  • Twitter — I use IFTTT (If This Then That) to pipe every Tweet I post on Twitter into Day One. Once again, if you are using Twitter beyond posting links to news sites to own your perceived enemies and, instead, are posting what you are doing and thinking — that is journalling. Why not make it less ephemeral and more lasting, intentional, and meaningful by sending those Tweets to Day One?

  • Blog Posts — Everything I post to my blog, Rhoneisms, gets routed to Day One via IFTTT as well. Since I often use my blog in a way many people may use Twitter and Instagram, it makes sense in the context of what I’ve said above.

  • Tweet Without Tweeting, ‘Gram without ‘Graming — Maybe there’s a thought you have or å photo you take but you don’t, for whatever reason, want to post it to Instagram, Facebook, Twitter, your blog, etc.
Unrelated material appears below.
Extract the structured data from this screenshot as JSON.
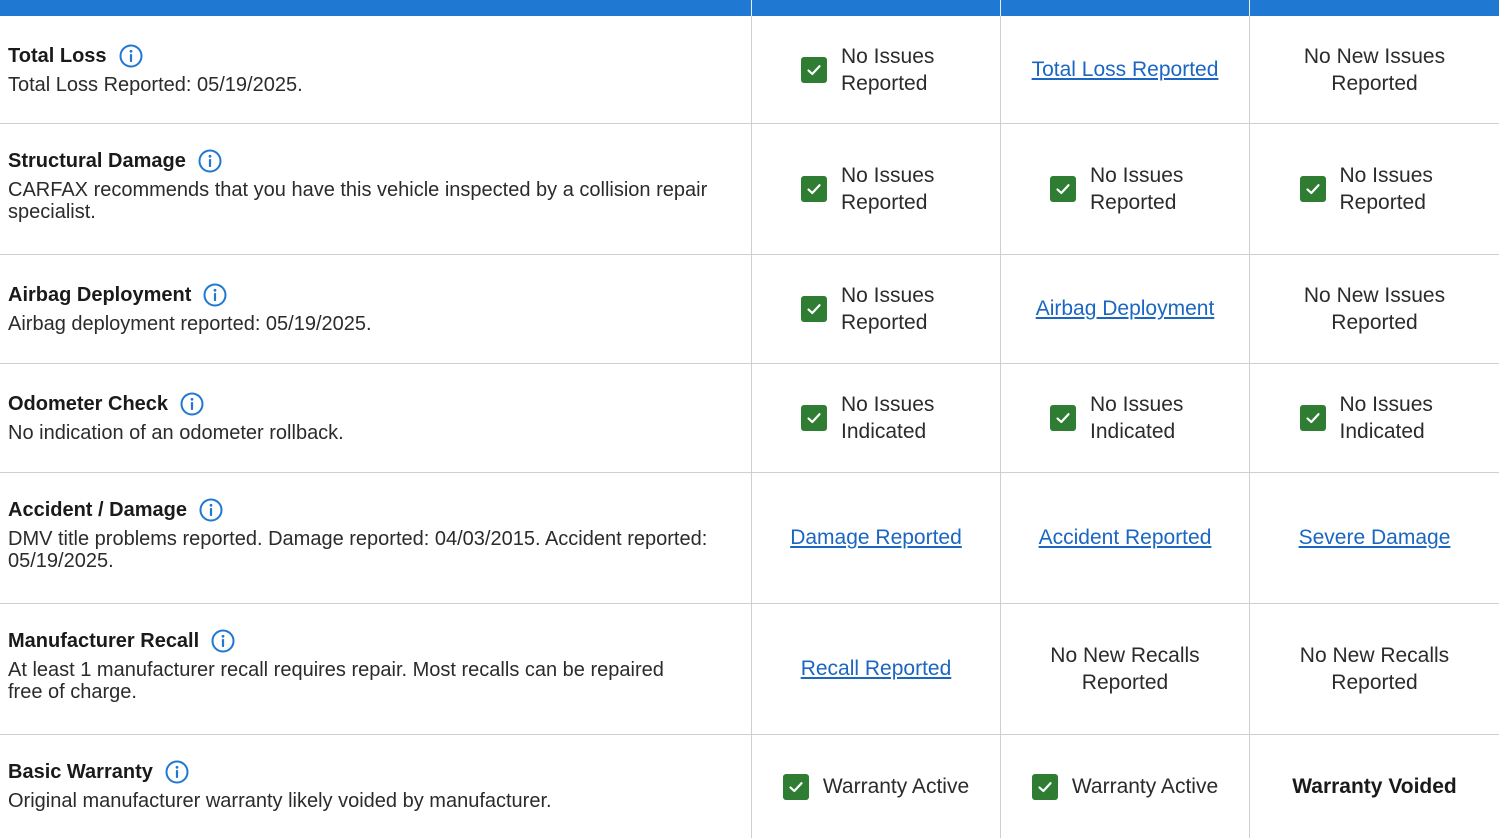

Maybe it’s too personal or not completely formed. Maybe you’re afraid it might get taken the wrong way or you just simply want to keep it to yourself. Well, why not “post” it into Day One? Not everything has to be out there for the world to see. Some things can be just for you.

Also, here’s another thing to think about while setting all of this up: How might it change what you post to Twitter if you know those things are going into a personal journal? One that you plan to print and maybe pass down to those you leave behind. How about what you post to Instagram or Facebook? Would it become more personal? More a reflection of what you did and how you feel about things? More like the old days of Twitter where the post box asked, “What are you doing?” and posting “Eating lunch” or “Stuck in a boring meeting” was not only OK but was what everyone did? Just some thoughts….

So, for the most part, my Day One journals are populated automatically. They capture those things that would otherwise be forgotten in a corporate silo. But, here’s another thing I do to make sure they are a lasting a permanent record…

Because I organize my journals by year (my current journal is titled 2021, for example), on January 1st I order a printed book of the previous years entries directly within Day One. Because, as many know, I’m a firm believer that if you really want something to last for generations, it should be on paper. Plus, I find it nice to randomly and occasionally pick up a journal from a previous year, flip through, and dwell in those memories.

My Reading Plan for 2021

As has been the case for the past few years, I develop a reading plan for the year. Having a plan helps provide some gentle guidance in my reading choices and helps ensure I don’t get stuck in reading ruts. For example, in the past these have included such things as reading more recognized classics that I’ve never read or more mass market paperbacks that are easy to take with me and occupy my attention instead of a screen.

This coming year will be no different. Here’s the plan…

Read big books that scare me.

That’s it. That’s the plan. What does it mean and why? Well, there are a number of big books (500+ pages) that I have always wanted to read but I avoid them when it actually comes time to choose from my to-read pile. Here’s why…

  • I’ve always been a slow reader. So I see them and think to myself that I could read two or three books in the time it would take me to read those.

  • I tell myself that I don’t know if I could spend what for me would be a whole month or two in a single book.

  • I tell myself I can’t finish it.

  • I tell myself I’ll get bored.

  • I tell myself I should be the sort of person who reads at least 20 books in a year (my wife averages 75+) and choosing the big ones will make that impossible.

Bottom line, I need to stop this. After all, looking back over my reading list there are several big books on it. There were years when I read The Mueller Report, Hamilton, or the Steve Jobs biography and still managed to feel like I read “enough” books for the year. If I only read big books and only read 10 for the year, does it really matter? No; not in the grand scheme of things.

So, I’m going to use this year to tackle some of those big ones I’ve been putting off for far too long. I’m going to let go of any numbers-based reading goals I have. I’m going to acclimate myself to getting lost in a single book for a month or more. I’m going to show those pages who’s boss.